But at the academy, Lee-Spera’s lack of classroom supervision was not an isolated incident, according to emails sent between instructors. In January 2022, for example, another Geffen educator acknowledged a lack of supervision following a series of complaints about students destroying makerspace tools and projects.
“If this continues to be a larger problem I’ll need help supervising my classes,” the other educator said in an email sent to the I-Track team. “There is just not enough eyes on all of the kids at once and I have to focus on the students using tools, not the ones walking through the space.”
The whistleblower educator also noted a consistent lack of supervision in the Geffen makerspace. She said that just walking past the space, she noticed unsupervised students multiple times a month. The problem became so severe that the risk management team decided to change the lock on the makerspace door in April 2022, she added, to make sure students would not be in the room without a teacher.
Robert Pianta, a professor and former dean at the University of Virginia School of Education and Human Development, has conducted research on teacher-student relationships. He said supervision in a makerspace is particularly important, and teachers need to model how students should be engaging with the space, including with dangerous equipment such as power tools.
“One question that educators would want to ask themselves,” Pianta said, “is what choices they’re making around those spaces to ensure kids’ safety.”
A few miles away from the Geffen Academy, students at the Milken Community School also work on personal projects in their makerspace, using tools such as a vinyl cutter to print posters or a 3D printer to turn their designs into reality. Milken, a 31-year-old private school with a multimillion-dollar endowment, also boasts a shop space designed to provide experiential learning and encourage students to “roll up their sleeves and create.”

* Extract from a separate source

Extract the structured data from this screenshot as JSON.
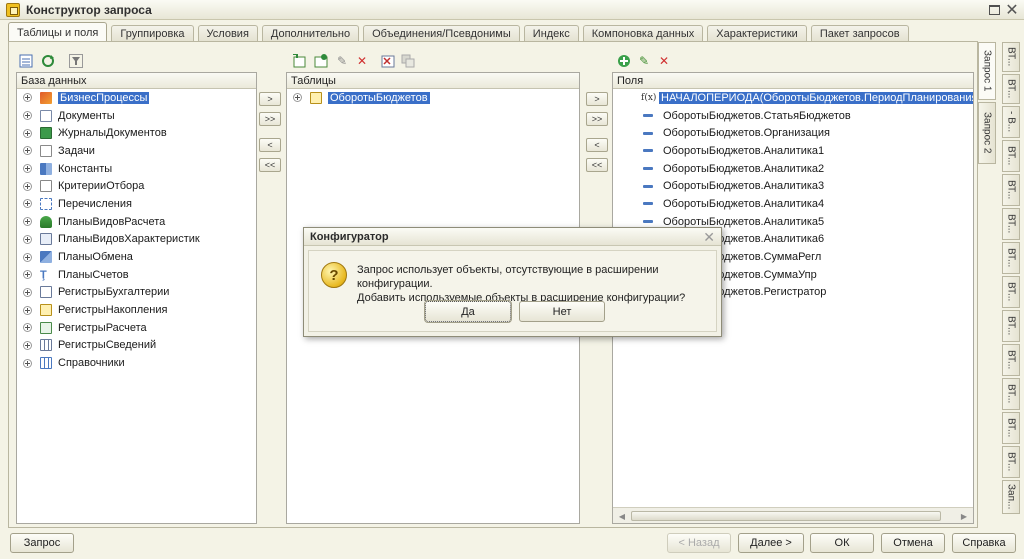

Unlike those at Geffen, Milken’s administrators and shop space director welcomed The Bruin to tour its makerspace. They said their space is evaluated and approved by the international Fab Lab Network, an outside organization that certifies approximately 1,500 fabrication laboratories around the world. The Fab Lab Network requires that its spaces have a specific, uniform set of equipment and supplies available, said Deborah Orlik, Milken’s innovation and fabrication integration instructional leader.
Orlik said she employs rigorous, individual student safety training, similar to the process Kamalakannan described for UCLA’s Olympic Hall Makerspace. Additionally, Milken’s machine shop – which houses higher-liability machinery such as its woodworking equipment and metal lathe – is a separate room within the larger Fab Lab. It is equipped with a doorbell, Orlik said, which allows her to be constantly aware of who is entering the space.
Milken’s table saw is also equipped with SawStop technology, which detects electrical conductivity in the human body. Thus, if a finger gets too close, an aluminum brake stops the blade, Orlik added.
Photos of the Geffen makerspace taken by the former educator prior to the May 2022 EHS inspection appear to show a table saw without the required blade cover, let alone any additional safety technology. Neither the academy nor UCLA officials commented directly on the lack of safety guards. The school denied repeated requests to see the shop space or interview faculty members.
The former Geffen educator said she feels there are infrastructure changes that still must be made to the makerspace to make it safe, as well as adjustments to what she called its relaxed culture and teacher training. She said she hopes the academy she left behind can eventually fulfill its promise of allowing students to safely explore and create engaging projects.
“Take the fabulous people you have working there and tell them what the rules are,” the former Geffen educator said. “Give them the training and the skills to thrive.”
Have a tip? Contact the Daily Bruin Enterprise team at [email protected] to share additional information related to the Geffen Academy.